When most of you asked one of your relatives their early memories of television, be it your mum or dad, most of their answers would be fairly generic to the classic TV shows that were circulating in Australia during the late 50’s and early 60’s and beyond. “Bandstand”, “Hey Hey its Saturday”, “Countdown”, they’re all synonymous with Aussie TV culture and household names for most children of the 60’s and 70’s, including my own Mum, who grew up in suburban Campbelltown in the 1960’s. Mum remembers television in her household as being a whole family experience. Everyone would gather around it during primetime to watch the news and popular entertainment shows like … and … which when she told me, didn’t come as much of a surprise that’s the sort of answer you’d expect from someone of her generation.
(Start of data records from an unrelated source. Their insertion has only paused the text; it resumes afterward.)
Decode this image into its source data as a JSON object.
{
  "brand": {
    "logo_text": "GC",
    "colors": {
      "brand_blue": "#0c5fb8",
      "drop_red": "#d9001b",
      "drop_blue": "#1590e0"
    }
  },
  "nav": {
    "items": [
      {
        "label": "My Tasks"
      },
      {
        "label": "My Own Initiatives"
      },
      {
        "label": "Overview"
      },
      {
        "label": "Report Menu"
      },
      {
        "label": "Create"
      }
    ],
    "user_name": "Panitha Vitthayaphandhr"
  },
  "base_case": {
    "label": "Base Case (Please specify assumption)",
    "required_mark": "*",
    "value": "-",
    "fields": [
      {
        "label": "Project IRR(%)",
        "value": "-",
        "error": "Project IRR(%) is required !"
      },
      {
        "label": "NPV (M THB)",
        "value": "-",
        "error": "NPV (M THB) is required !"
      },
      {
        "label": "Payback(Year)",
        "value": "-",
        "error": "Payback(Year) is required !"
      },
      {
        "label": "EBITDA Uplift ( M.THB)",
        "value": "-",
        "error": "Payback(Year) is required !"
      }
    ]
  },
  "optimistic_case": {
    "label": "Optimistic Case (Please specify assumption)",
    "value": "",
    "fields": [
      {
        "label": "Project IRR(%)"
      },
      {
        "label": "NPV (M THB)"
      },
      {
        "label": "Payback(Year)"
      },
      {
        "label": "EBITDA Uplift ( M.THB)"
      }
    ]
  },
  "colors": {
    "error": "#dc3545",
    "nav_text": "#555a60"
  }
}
Another memory my Mum has of TV is from when she was in year 3 at school it was the year of the first moon landing. “I distinctly remember that we were all sent outside to play in the playground whilst the live broadcast was playing on the TV inside and all the teachers watched.”
I decided to ask my Dad about his childhood memories as I felt that his answers would be quite polarized in relation to Mum’s. Dad was born in South Africa in 1947 (Sorry Dad) in Johanessburg, where, unbeknownst to me, TV wasn’t broadcast until 1976 and when TV’s were first implemented into homes they were the top of the line Phillips “Pal” colour television sets. There would be only 2 hours every night where there were TV shows broadcast; half the shows were broadcast in English, and the other half in Afrikaans. “The shows we watched were mostly documentaries, like ‘The Underwater World of Ron Taylor” or “War of the Worlds” and the whole family was forced to sit together and watch these shows because that’s all there was at the time. The only alternative was to do homework and no one wanted to do that!” Any neighbours or friends who didn’t have a TV set would come around and watch TV in Dad’s house it was a really communal event.
At the time, there were no entertainment shows or Soap Operas and the news wasn’t broadcast either, so as a teenager my Dad missed out on the classic sit coms and soapies of the 60’s and 70’s as well as the beloved cartoons of the era. I asked my Dad why it took so long for TV to get to South Africa, as 1976 seems like it would’ve felt a long time after it was first released in Australia. He explained to me that during the 1970’s and particularly 1976, the South African Government had a strong censorship in place: “… it controlled what you listened to and watched. There was an apartheid still in place so any propaganda or demonstrations of assimilation between black and white was strictly prohibited and never broadcast.” The South African government didn’t want anyone to see anything that could corrupt the rest of the nation’s minds such as communism or assimilation of the races and this was prominent throughout South Africa until the apartheid ended in February 1990.
Both my parents made the point of mentioning how the TV’s in their houses served as a piece of furniture; there was only ever 1 TV as they were very expensive and treasured. This discussion with my parents made me realize just how much the TV culture has changed over the years particularly in regards to the way we incorporate it into our everyday lives. Most nights in my family household the TV is on from 6-10pm. When we’re not watching our favourite TV shows its often just there as white noise in the background with no one particularly paying attention to it. We’re either on our phones, laptops or having conversations with each other. Yet at the end of the day I cant imagine life without it and I’m excited to see what future functions and specifications Television will acquire.